The NCAA supports student-athlete well-being by promoting a fair recruiting environment that limits intrusions into the lives of student-athletes and their families.
Recruiting happens when a college employee or representative invites a high school student-athlete to play sports for their college. Recruiting can occur in many ways, such as face-to-face contact, phone calls or text messaging, through mailed or emailed material or through social media.
A contact happens any time a college coach says more than hello during a face-to-face meeting with a college-bound student-athlete or his or her parents off the college’s campus.
An evaluation happens when a college coach observes a student-athlete practicing or competing.
A verbal commitment happens when a college-bound student-athlete verbally agrees to play sports for a college before he or she signs or is eligible to sign a National Letter of Intent. The commitment is not binding on the student-athlete or the school and can be made at any time.
When a student-athlete officially commits to attend a Division I or II college, he or she signs a National Letter of Intent, agreeing to attend that school for one academic year.

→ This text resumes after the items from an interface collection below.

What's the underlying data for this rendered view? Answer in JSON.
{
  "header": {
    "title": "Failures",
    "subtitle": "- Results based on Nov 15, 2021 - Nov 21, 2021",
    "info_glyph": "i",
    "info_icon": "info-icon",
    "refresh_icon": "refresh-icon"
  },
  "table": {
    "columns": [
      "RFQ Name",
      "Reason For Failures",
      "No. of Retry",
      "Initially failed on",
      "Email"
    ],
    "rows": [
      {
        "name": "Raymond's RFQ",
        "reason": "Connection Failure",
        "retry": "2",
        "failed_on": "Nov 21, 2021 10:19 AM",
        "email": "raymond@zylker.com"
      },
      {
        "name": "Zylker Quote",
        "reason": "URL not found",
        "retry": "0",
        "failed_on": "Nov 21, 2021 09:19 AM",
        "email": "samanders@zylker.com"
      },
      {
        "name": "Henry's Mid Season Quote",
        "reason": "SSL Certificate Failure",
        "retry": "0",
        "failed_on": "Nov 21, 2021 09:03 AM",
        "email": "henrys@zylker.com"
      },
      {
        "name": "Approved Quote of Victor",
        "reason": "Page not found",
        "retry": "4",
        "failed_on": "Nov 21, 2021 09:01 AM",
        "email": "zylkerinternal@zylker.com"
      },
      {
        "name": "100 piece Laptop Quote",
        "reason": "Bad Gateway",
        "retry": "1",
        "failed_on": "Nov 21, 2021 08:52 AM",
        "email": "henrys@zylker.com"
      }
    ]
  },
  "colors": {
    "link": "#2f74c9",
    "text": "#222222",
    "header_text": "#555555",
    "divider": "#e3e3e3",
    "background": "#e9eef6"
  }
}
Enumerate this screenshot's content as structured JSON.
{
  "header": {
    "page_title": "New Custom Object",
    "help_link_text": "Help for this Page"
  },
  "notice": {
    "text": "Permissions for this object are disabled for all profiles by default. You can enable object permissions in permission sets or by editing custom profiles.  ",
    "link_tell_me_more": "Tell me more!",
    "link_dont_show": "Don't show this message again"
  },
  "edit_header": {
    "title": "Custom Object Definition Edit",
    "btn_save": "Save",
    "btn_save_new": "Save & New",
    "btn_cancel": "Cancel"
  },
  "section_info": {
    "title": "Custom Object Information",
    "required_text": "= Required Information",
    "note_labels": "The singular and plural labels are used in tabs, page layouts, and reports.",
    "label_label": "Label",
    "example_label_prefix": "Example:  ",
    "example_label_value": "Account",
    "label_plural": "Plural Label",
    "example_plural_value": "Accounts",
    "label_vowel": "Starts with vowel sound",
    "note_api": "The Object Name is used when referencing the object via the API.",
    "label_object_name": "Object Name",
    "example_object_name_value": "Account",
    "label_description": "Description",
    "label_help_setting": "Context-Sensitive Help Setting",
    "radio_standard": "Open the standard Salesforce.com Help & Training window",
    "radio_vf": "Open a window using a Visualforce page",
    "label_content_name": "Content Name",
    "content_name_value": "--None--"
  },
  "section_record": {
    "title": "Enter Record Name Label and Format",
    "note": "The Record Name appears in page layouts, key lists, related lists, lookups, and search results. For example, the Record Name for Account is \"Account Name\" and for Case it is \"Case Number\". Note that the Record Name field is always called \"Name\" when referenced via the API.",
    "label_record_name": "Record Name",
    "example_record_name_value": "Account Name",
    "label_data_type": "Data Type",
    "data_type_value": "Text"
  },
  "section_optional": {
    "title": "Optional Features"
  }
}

Any visit to a college campus by a college-bound student-athlete or his or her parents paid for by the college is an official visit. Visits paid for by student-athletes or their parents are considered unofficial visits.
During an official visit the college can pay for transportation to and from the college for the student-athlete, lodging and three meals per day for the student-athlete and his or her parents or guardians, as well as reasonable entertainment expenses including three tickets to a home sports event.
The only expenses a college-bound student-athlete may receive from a college during an unofficial visit are three tickets to a home sports event.
National Letter of Intent
A National Letter of Intent is signed by a college-bound student-athlete agreeing to attend a Division I or II college for one academic year. Participating colleges agree to provide financial aid for one academic year to the student-athlete as long as the student-athlete is admitted to the school and is eligible for financial aid under NCAA rules. Other forms of financial aid do not guarantee the student-athlete financial aid.
The National Letter of Intent is voluntary and not required for a student-athlete to receive financial aid or participate in sports.
Signing a National Letter of Intent ends the recruiting process because participating schools are prohibited from recruiting student-athletes who have already signed letters with other participating schools.
A student-athlete who signs a National Letter of Intent but decides to attend another college may request a release from his or her contract with the school. If a student-athlete signs a National Letter of Intent with one school but attends a different school, he or she loses one full year of eligibility and must complete a full academic year at the new school before being eligible to compete.